Yes there were plenty of vendors who did this in the past, but CEUs including monitoring your continued need for accreditation (for whatever) is on the rise. At one time you only saw it with vendors whose systems targeted specific verticals. Not anymore.
There are several verticals that people acquire CEUs and similar to maintain their certification which most people are aware of – i.e. industries. But how many people are aware of various associations who require them OR specific job roles?
Vendors offering compliance has been around for many years, but again it is on the rise – especially with the magical word “regulatory”.
The funny thing is that for vendors who offer “regulatory”, the number who do not interface in some form with specific regulatory agencies is staggering. The anti-argument for it – is that their customers do not want this feature and/or the accessing for auditing is worrisome from privacy concerns.

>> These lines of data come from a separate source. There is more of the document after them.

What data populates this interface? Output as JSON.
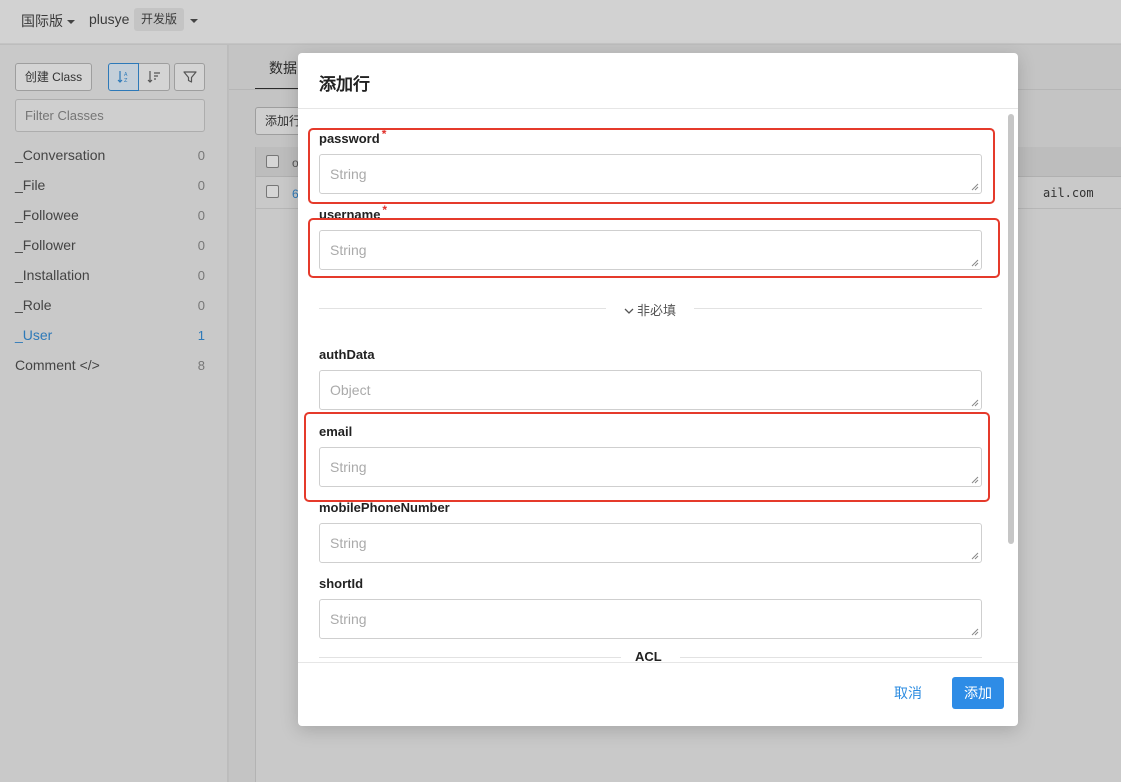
{
  "topbar": {
    "region_label": "国际版",
    "app_name": "plusye",
    "env_badge": "开发版"
  },
  "sidebar": {
    "create_class_label": "创建 Class",
    "filter_placeholder": "Filter Classes",
    "classes": [
      {
        "name": "_Conversation",
        "count": "0"
      },
      {
        "name": "_File",
        "count": "0"
      },
      {
        "name": "_Followee",
        "count": "0"
      },
      {
        "name": "_Follower",
        "count": "0"
      },
      {
        "name": "_Installation",
        "count": "0"
      },
      {
        "name": "_Role",
        "count": "0"
      },
      {
        "name": "_User",
        "count": "1"
      },
      {
        "name": "Comment </>",
        "count": "8"
      }
    ],
    "active_class": "_User"
  },
  "content": {
    "tab_label": "数据",
    "add_row_label": "添加行",
    "header_peek": "o",
    "row_id_peek": "6",
    "row_email_peek": "ail.com"
  },
  "modal": {
    "title": "添加行",
    "required_mark": "*",
    "fields": {
      "password": {
        "label": "password",
        "placeholder": "String",
        "required": true
      },
      "username": {
        "label": "username",
        "placeholder": "String",
        "required": true
      },
      "authData": {
        "label": "authData",
        "placeholder": "Object"
      },
      "email": {
        "label": "email",
        "placeholder": "String"
      },
      "mobilePhoneNumber": {
        "label": "mobilePhoneNumber",
        "placeholder": "String"
      },
      "shortId": {
        "label": "shortId",
        "placeholder": "String"
      }
    },
    "optional_divider": "非必填",
    "acl_divider": "ACL",
    "cancel_label": "取消",
    "add_label": "添加"
  },
  "colors": {
    "accent": "#2e8ce6",
    "highlight": "#e53a2b",
    "required": "#e0302b"
  }
}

Whatever. A bonus is the number of vendors who are not going to the digital signature route for compliance, audit tracking, etc. If your country, state or province accepts digital signatures for legality purposes, than why not seek that in a system?
Especially one you are using for its regulatory/compliance and work audits?
Two more Trends
You can view them via my E-Learning 24/7 newsletter, which is 100% free and comes out monthly. The newsletter always includes two trends, one hot market, what is happening now and marketing buzz word. It also includes social sharing with Facebook, Twitter, Google+, Linkedin and Pinterest.
These are just some really hot LMS trends through July, which is typically one of the hottest months of the year for most of the world.
Of course, there are LMS features in pipe including multiple editions, selling courses similar to an e-learning marketplace and viewing on tablets and other mobile devices.
And yes, there are systems who are offering some features no one else is doing – THANK YOU.
However, there continues to be a gerbil in the wheel mentality.
The same mentality we see when watching a halftime show featuring a band or someone shooting a basketball with a chance to win 1 million dollars if they can toss it from the other side of the court, blindfolded and people screaming in their ears (that would be awesome, actually).
Halftime has become synonymous with gimmicks and all other shlock that is readily available for your eyes to see.
The LMS market is the same way.
Seeing is believing.
And I believe we are seeing something wonderful.